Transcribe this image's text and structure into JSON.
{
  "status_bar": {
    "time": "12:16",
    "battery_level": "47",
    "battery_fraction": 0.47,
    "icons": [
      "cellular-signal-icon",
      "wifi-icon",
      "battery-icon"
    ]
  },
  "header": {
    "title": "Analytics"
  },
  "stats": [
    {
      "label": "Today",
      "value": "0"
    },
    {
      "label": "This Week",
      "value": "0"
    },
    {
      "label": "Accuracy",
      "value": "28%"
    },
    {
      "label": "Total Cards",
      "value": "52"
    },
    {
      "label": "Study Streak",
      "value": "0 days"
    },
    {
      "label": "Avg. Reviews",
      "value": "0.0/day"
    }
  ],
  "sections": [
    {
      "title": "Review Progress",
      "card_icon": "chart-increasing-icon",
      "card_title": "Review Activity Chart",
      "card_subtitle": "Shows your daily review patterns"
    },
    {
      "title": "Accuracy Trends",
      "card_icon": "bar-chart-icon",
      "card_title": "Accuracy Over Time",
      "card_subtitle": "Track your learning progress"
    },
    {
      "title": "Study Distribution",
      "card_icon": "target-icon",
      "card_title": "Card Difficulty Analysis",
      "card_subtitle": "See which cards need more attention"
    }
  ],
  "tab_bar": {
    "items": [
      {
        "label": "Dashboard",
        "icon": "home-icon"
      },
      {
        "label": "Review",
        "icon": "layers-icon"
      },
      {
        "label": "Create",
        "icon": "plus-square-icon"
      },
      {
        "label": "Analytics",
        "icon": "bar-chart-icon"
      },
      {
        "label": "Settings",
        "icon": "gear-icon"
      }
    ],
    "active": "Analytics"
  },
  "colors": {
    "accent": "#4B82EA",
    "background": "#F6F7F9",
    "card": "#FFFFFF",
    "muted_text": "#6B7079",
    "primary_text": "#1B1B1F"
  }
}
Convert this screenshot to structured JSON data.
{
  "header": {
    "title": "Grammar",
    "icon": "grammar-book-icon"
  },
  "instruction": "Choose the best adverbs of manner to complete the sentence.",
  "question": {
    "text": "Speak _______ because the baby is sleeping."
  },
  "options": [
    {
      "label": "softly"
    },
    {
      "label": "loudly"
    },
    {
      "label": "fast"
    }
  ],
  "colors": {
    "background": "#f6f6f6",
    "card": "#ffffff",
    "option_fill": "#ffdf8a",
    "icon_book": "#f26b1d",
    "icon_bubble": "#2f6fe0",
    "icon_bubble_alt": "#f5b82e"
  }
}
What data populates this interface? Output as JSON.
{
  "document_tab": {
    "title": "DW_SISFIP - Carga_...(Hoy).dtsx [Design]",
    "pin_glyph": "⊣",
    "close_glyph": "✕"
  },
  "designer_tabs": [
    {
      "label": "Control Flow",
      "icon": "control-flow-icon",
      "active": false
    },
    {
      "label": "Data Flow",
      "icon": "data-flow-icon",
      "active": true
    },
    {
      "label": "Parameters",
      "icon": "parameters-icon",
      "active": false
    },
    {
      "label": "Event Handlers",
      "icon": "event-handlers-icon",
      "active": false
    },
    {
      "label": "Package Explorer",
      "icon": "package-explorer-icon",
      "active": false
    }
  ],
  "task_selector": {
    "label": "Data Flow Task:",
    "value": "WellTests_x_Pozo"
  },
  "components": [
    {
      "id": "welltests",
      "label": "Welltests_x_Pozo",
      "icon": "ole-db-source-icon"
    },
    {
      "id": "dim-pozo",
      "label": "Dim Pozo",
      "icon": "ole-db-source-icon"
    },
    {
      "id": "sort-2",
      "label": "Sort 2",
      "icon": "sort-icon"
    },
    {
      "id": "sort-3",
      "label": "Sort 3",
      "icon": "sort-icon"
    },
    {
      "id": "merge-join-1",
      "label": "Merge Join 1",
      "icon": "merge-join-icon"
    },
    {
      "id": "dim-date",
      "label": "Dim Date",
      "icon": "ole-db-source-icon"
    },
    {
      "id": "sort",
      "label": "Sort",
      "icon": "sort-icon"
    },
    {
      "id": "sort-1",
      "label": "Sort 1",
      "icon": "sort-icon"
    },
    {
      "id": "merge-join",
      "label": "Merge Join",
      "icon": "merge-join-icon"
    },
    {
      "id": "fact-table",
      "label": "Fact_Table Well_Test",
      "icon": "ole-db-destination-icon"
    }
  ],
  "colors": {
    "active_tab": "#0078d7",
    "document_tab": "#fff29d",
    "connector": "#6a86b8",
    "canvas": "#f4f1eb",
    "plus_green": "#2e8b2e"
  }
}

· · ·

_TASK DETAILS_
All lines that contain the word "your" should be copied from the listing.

_FINAL ANSWER_
      "card_subtitle": "Shows your daily review patterns"
      "card_subtitle": "Track your learning progress"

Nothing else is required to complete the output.